• [Work instruction]:
This exercise asks for every line of the material that contains the word "selected".
+--
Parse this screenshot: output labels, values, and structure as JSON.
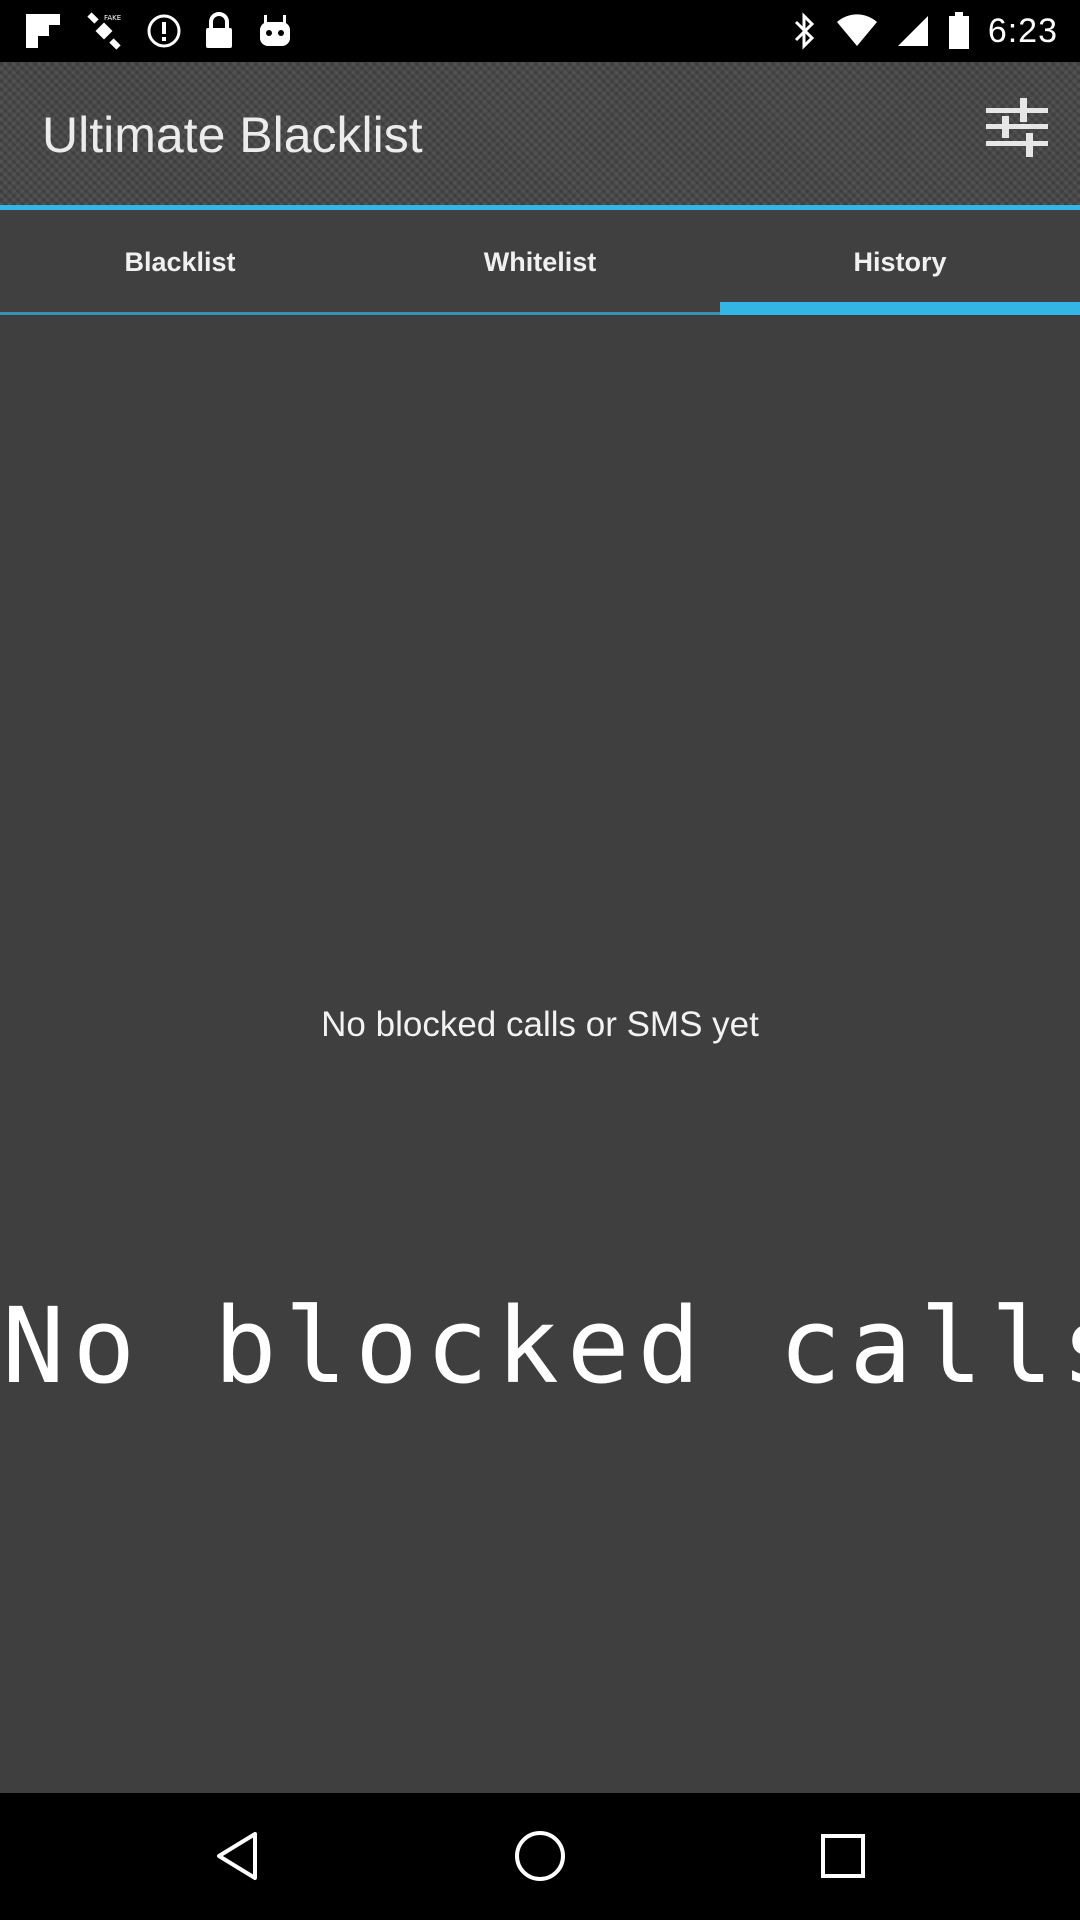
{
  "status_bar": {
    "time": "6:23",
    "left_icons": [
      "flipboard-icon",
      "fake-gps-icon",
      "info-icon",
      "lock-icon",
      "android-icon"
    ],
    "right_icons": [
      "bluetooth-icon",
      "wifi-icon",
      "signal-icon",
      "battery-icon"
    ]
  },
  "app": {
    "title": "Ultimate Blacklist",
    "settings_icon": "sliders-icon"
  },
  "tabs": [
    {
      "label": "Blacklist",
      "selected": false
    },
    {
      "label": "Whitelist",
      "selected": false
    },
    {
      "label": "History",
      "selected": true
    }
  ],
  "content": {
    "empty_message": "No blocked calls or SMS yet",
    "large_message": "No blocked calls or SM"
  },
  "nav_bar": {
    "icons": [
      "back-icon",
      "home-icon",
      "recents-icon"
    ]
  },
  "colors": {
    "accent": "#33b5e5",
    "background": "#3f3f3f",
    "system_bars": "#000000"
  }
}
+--
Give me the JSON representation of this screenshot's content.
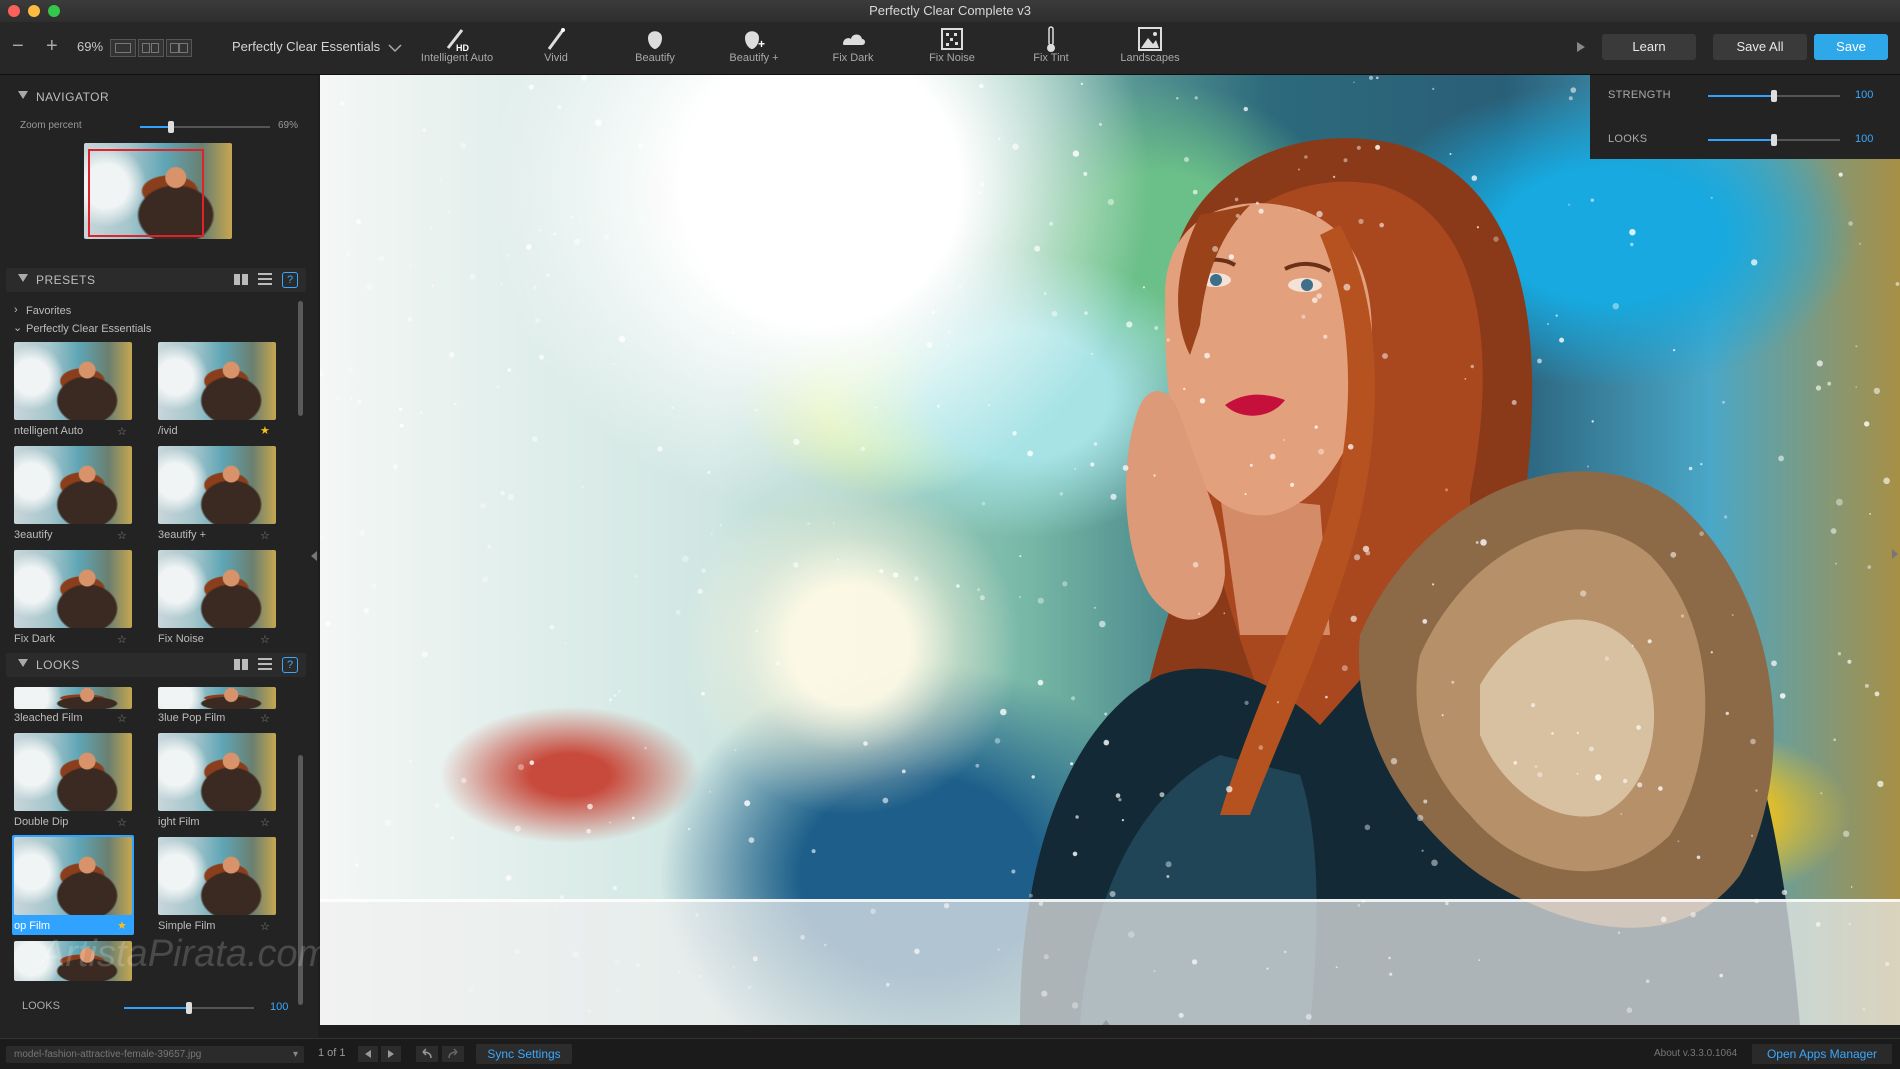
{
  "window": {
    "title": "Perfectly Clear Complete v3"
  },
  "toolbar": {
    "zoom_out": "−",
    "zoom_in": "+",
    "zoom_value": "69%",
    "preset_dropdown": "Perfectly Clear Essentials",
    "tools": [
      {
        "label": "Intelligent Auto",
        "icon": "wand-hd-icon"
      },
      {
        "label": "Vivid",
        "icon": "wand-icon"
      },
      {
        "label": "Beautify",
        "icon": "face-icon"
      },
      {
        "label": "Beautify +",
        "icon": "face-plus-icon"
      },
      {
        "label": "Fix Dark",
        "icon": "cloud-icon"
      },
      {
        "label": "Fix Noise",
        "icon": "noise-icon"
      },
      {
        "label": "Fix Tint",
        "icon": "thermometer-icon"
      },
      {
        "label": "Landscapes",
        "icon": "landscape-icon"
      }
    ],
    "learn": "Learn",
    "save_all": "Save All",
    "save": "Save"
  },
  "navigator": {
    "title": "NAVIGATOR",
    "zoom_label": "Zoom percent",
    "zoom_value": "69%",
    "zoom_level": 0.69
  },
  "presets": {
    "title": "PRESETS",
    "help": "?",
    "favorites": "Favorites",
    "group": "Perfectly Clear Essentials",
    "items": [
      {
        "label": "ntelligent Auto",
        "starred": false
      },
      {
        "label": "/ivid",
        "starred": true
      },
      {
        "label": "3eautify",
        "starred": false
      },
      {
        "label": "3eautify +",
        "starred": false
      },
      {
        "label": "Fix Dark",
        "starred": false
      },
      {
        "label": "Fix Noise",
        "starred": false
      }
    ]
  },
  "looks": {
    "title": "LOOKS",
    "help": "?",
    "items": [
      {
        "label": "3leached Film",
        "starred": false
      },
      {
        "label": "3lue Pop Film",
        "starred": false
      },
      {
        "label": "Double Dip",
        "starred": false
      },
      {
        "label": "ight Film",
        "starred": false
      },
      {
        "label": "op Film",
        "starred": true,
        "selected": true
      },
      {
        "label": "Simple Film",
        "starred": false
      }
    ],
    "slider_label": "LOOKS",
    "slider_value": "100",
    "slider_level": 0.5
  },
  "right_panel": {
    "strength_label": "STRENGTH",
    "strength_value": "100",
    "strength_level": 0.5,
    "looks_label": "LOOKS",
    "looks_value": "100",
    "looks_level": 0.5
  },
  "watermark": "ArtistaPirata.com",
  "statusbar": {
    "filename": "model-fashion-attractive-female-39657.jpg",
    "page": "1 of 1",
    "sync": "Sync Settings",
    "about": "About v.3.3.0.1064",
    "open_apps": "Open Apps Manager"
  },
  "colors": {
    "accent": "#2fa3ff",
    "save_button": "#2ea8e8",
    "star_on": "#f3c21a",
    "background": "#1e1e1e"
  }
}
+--
• [Response to the task]:
      "selected": false
      "selected": false
      "selected": true
        "selected": true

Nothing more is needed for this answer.